* _TASK GOAL_
Exact copy, no pictures: output all the records that follow.
Top of DATASET RECORDS
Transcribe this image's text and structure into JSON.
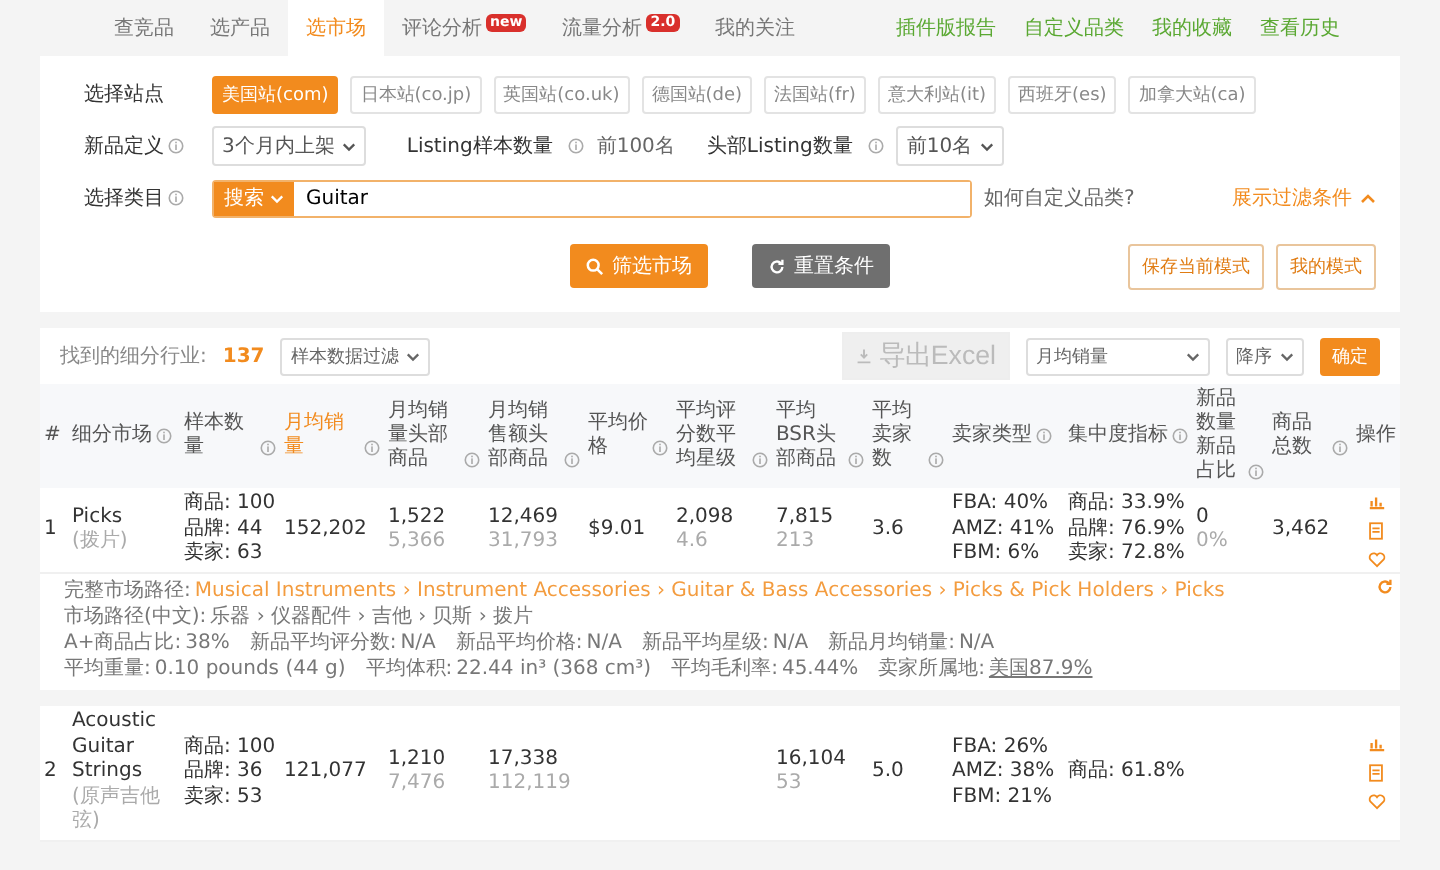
{
  "tabs": [
    {
      "label": "查竞品",
      "selected": false
    },
    {
      "label": "选产品",
      "selected": false
    },
    {
      "label": "选市场",
      "selected": true
    },
    {
      "label": "评论分析",
      "selected": false,
      "badge": "new"
    },
    {
      "label": "流量分析",
      "selected": false,
      "badge": "2.0"
    },
    {
      "label": "我的关注",
      "selected": false
    }
  ],
  "top_links": [
    "插件版报告",
    "自定义品类",
    "我的收藏",
    "查看历史"
  ],
  "filters": {
    "site_label": "选择站点",
    "sites": [
      {
        "label": "美国站(com)",
        "selected": true
      },
      {
        "label": "日本站(co.jp)",
        "selected": false
      },
      {
        "label": "英国站(co.uk)",
        "selected": false
      },
      {
        "label": "德国站(de)",
        "selected": false
      },
      {
        "label": "法国站(fr)",
        "selected": false
      },
      {
        "label": "意大利站(it)",
        "selected": false
      },
      {
        "label": "西班牙(es)",
        "selected": false
      },
      {
        "label": "加拿大站(ca)",
        "selected": false
      }
    ],
    "new_label": "新品定义",
    "new_value": "3个月内上架",
    "sample_label": "Listing样本数量",
    "sample_value": "前100名",
    "head_label": "头部Listing数量",
    "head_value": "前10名",
    "category_label": "选择类目",
    "search_mode": "搜索",
    "search_value": "Guitar",
    "custom_link": "如何自定义品类?",
    "toggle_filters": "展示过滤条件",
    "buttons": [
      {
        "label": "筛选市场",
        "kind": "primary"
      },
      {
        "label": "重置条件",
        "kind": "reset"
      }
    ],
    "mode_buttons": [
      "保存当前模式",
      "我的模式"
    ]
  },
  "results": {
    "found_label": "找到的细分行业:",
    "found_count": "137",
    "sample_filter": "样本数据过滤",
    "export": {
      "label": "导出Excel",
      "disabled": true
    },
    "sort_field": "月均销量",
    "sort_order": "降序",
    "confirm": "确定",
    "columns": [
      {
        "label": "#",
        "info": false,
        "sorted": false
      },
      {
        "label": "细分市场",
        "info": true,
        "sorted": false
      },
      {
        "label": "样本数量",
        "info": true,
        "sorted": false
      },
      {
        "label": "月均销量",
        "info": true,
        "sorted": true
      },
      {
        "label": "月均销量头部商品",
        "info": true,
        "sorted": false
      },
      {
        "label": "月均销售额头部商品",
        "info": true,
        "sorted": false
      },
      {
        "label": "平均价格",
        "info": true,
        "sorted": false
      },
      {
        "label": "平均评分数平均星级",
        "info": true,
        "sorted": false
      },
      {
        "label": "平均BSR头部商品",
        "info": true,
        "sorted": false
      },
      {
        "label": "平均卖家数",
        "info": true,
        "sorted": false
      },
      {
        "label": "卖家类型",
        "info": true,
        "sorted": false
      },
      {
        "label": "集中度指标",
        "info": true,
        "sorted": false
      },
      {
        "label": "新品数量新品占比",
        "info": true,
        "sorted": false
      },
      {
        "label": "商品总数",
        "info": true,
        "sorted": false
      },
      {
        "label": "操作",
        "info": false,
        "sorted": false
      }
    ],
    "rows": [
      {
        "index": "1",
        "market": "Picks",
        "market_cn": "(拨片)",
        "sample": [
          "商品: 100",
          "品牌: 44",
          "卖家: 63"
        ],
        "monthly_sales": "152,202",
        "top_sales": [
          "1,522",
          "5,366"
        ],
        "top_revenue": [
          "12,469",
          "31,793"
        ],
        "avg_price": "$9.01",
        "reviews": [
          "2,098",
          "4.6"
        ],
        "bsr": [
          "7,815",
          "213"
        ],
        "sellers": "3.6",
        "seller_types": [
          "FBA: 40%",
          "AMZ: 41%",
          "FBM: 6%"
        ],
        "concentration": [
          "商品: 33.9%",
          "品牌: 76.9%",
          "卖家: 72.8%"
        ],
        "new_products": [
          "0",
          "0%"
        ],
        "total": "3,462",
        "details": [
          [
            {
              "label": "完整市场路径:",
              "value": "Musical Instruments › Instrument Accessories › Guitar & Bass Accessories › Picks & Pick Holders › Picks",
              "kind": "path"
            }
          ],
          [
            {
              "label": "市场路径(中文):",
              "value": "乐器 › 仪器配件 › 吉他 › 贝斯 › 拨片",
              "kind": "plain"
            }
          ],
          [
            {
              "label": "A+商品占比:",
              "value": "38%",
              "kind": "plain"
            },
            {
              "label": "新品平均评分数:",
              "value": "N/A",
              "kind": "plain"
            },
            {
              "label": "新品平均价格:",
              "value": "N/A",
              "kind": "plain"
            },
            {
              "label": "新品平均星级:",
              "value": "N/A",
              "kind": "plain"
            },
            {
              "label": "新品月均销量:",
              "value": "N/A",
              "kind": "plain"
            }
          ],
          [
            {
              "label": "平均重量:",
              "value": "0.10 pounds (44 g)",
              "kind": "plain"
            },
            {
              "label": "平均体积:",
              "value": "22.44 in³ (368 cm³)",
              "kind": "plain"
            },
            {
              "label": "平均毛利率:",
              "value": "45.44%",
              "kind": "plain"
            },
            {
              "label": "卖家所属地:",
              "value": "美国87.9%",
              "kind": "link"
            }
          ]
        ]
      },
      {
        "index": "2",
        "market": "Acoustic Guitar Strings",
        "market_cn": "(原声吉他弦)",
        "sample": [
          "商品: 100",
          "品牌: 36",
          "卖家: 53"
        ],
        "monthly_sales": "121,077",
        "top_sales": [
          "1,210",
          "7,476"
        ],
        "top_revenue": [
          "17,338",
          "112,119"
        ],
        "bsr": [
          "16,104",
          "53"
        ],
        "sellers": "5.0",
        "seller_types": [
          "FBA: 26%",
          "AMZ: 38%",
          "FBM: 21%"
        ],
        "concentration": [
          "商品: 61.8%"
        ],
        "details": []
      }
    ]
  }
}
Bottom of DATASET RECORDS
* _RESULT BELOW_
Transcribe this image's text and structure into JSON.
{
  "tabs": [
    {
      "label": "查竞品",
      "selected": false
    },
    {
      "label": "选产品",
      "selected": false
    },
    {
      "label": "选市场",
      "selected": true
    },
    {
      "label": "评论分析",
      "selected": false,
      "badge": "new"
    },
    {
      "label": "流量分析",
      "selected": false,
      "badge": "2.0"
    },
    {
      "label": "我的关注",
      "selected": false
    }
  ],
  "top_links": [
    "插件版报告",
    "自定义品类",
    "我的收藏",
    "查看历史"
  ],
  "filters": {
    "site_label": "选择站点",
    "sites": [
      {
        "label": "美国站(com)",
        "selected": true
      },
      {
        "label": "日本站(co.jp)",
        "selected": false
      },
      {
        "label": "英国站(co.uk)",
        "selected": false
      },
      {
        "label": "德国站(de)",
        "selected": false
      },
      {
        "label": "法国站(fr)",
        "selected": false
      },
      {
        "label": "意大利站(it)",
        "selected": false
      },
      {
        "label": "西班牙(es)",
        "selected": false
      },
      {
        "label": "加拿大站(ca)",
        "selected": false
      }
    ],
    "new_label": "新品定义",
    "new_value": "3个月内上架",
    "sample_label": "Listing样本数量",
    "sample_value": "前100名",
    "head_label": "头部Listing数量",
    "head_value": "前10名",
    "category_label": "选择类目",
    "search_mode": "搜索",
    "search_value": "Guitar",
    "custom_link": "如何自定义品类?",
    "toggle_filters": "展示过滤条件",
    "buttons": [
      {
        "label": "筛选市场",
        "kind": "primary"
      },
      {
        "label": "重置条件",
        "kind": "reset"
      }
    ],
    "mode_buttons": [
      "保存当前模式",
      "我的模式"
    ]
  },
  "results": {
    "found_label": "找到的细分行业:",
    "found_count": "137",
    "sample_filter": "样本数据过滤",
    "export": {
      "label": "导出Excel",
      "disabled": true
    },
    "sort_field": "月均销量",
    "sort_order": "降序",
    "confirm": "确定",
    "columns": [
      {
        "label": "#",
        "info": false,
        "sorted": false
      },
      {
        "label": "细分市场",
        "info": true,
        "sorted": false
      },
      {
        "label": "样本数量",
        "info": true,
        "sorted": false
      },
      {
        "label": "月均销量",
        "info": true,
        "sorted": true
      },
      {
        "label": "月均销量头部商品",
        "info": true,
        "sorted": false
      },
      {
        "label": "月均销售额头部商品",
        "info": true,
        "sorted": false
      },
      {
        "label": "平均价格",
        "info": true,
        "sorted": false
      },
      {
        "label": "平均评分数平均星级",
        "info": true,
        "sorted": false
      },
      {
        "label": "平均BSR头部商品",
        "info": true,
        "sorted": false
      },
      {
        "label": "平均卖家数",
        "info": true,
        "sorted": false
      },
      {
        "label": "卖家类型",
        "info": true,
        "sorted": false
      },
      {
        "label": "集中度指标",
        "info": true,
        "sorted": false
      },
      {
        "label": "新品数量新品占比",
        "info": true,
        "sorted": false
      },
      {
        "label": "商品总数",
        "info": true,
        "sorted": false
      },
      {
        "label": "操作",
        "info": false,
        "sorted": false
      }
    ],
    "rows": [
      {
        "index": "1",
        "market": "Picks",
        "market_cn": "(拨片)",
        "sample": [
          "商品: 100",
          "品牌: 44",
          "卖家: 63"
        ],
        "monthly_sales": "152,202",
        "top_sales": [
          "1,522",
          "5,366"
        ],
        "top_revenue": [
          "12,469",
          "31,793"
        ],
        "avg_price": "$9.01",
        "reviews": [
          "2,098",
          "4.6"
        ],
        "bsr": [
          "7,815",
          "213"
        ],
        "sellers": "3.6",
        "seller_types": [
          "FBA: 40%",
          "AMZ: 41%",
          "FBM: 6%"
        ],
        "concentration": [
          "商品: 33.9%",
          "品牌: 76.9%",
          "卖家: 72.8%"
        ],
        "new_products": [
          "0",
          "0%"
        ],
        "total": "3,462",
        "details": [
          [
            {
              "label": "完整市场路径:",
              "value": "Musical Instruments › Instrument Accessories › Guitar & Bass Accessories › Picks & Pick Holders › Picks",
              "kind": "path"
            }
          ],
          [
            {
              "label": "市场路径(中文):",
              "value": "乐器 › 仪器配件 › 吉他 › 贝斯 › 拨片",
              "kind": "plain"
            }
          ],
          [
            {
              "label": "A+商品占比:",
              "value": "38%",
              "kind": "plain"
            },
            {
              "label": "新品平均评分数:",
              "value": "N/A",
              "kind": "plain"
            },
            {
              "label": "新品平均价格:",
              "value": "N/A",
              "kind": "plain"
            },
            {
              "label": "新品平均星级:",
              "value": "N/A",
              "kind": "plain"
            },
            {
              "label": "新品月均销量:",
              "value": "N/A",
              "kind": "plain"
            }
          ],
          [
            {
              "label": "平均重量:",
              "value": "0.10 pounds (44 g)",
              "kind": "plain"
            },
            {
              "label": "平均体积:",
              "value": "22.44 in³ (368 cm³)",
              "kind": "plain"
            },
            {
              "label": "平均毛利率:",
              "value": "45.44%",
              "kind": "plain"
            },
            {
              "label": "卖家所属地:",
              "value": "美国87.9%",
              "kind": "link"
            }
          ]
        ]
      },
      {
        "index": "2",
        "market": "Acoustic Guitar Strings",
        "market_cn": "(原声吉他弦)",
        "sample": [
          "商品: 100",
          "品牌: 36",
          "卖家: 53"
        ],
        "monthly_sales": "121,077",
        "top_sales": [
          "1,210",
          "7,476"
        ],
        "top_revenue": [
          "17,338",
          "112,119"
        ],
        "bsr": [
          "16,104",
          "53"
        ],
        "sellers": "5.0",
        "seller_types": [
          "FBA: 26%",
          "AMZ: 38%",
          "FBM: 21%"
        ],
        "concentration": [
          "商品: 61.8%"
        ],
        "details": []
      }
    ]
  }
}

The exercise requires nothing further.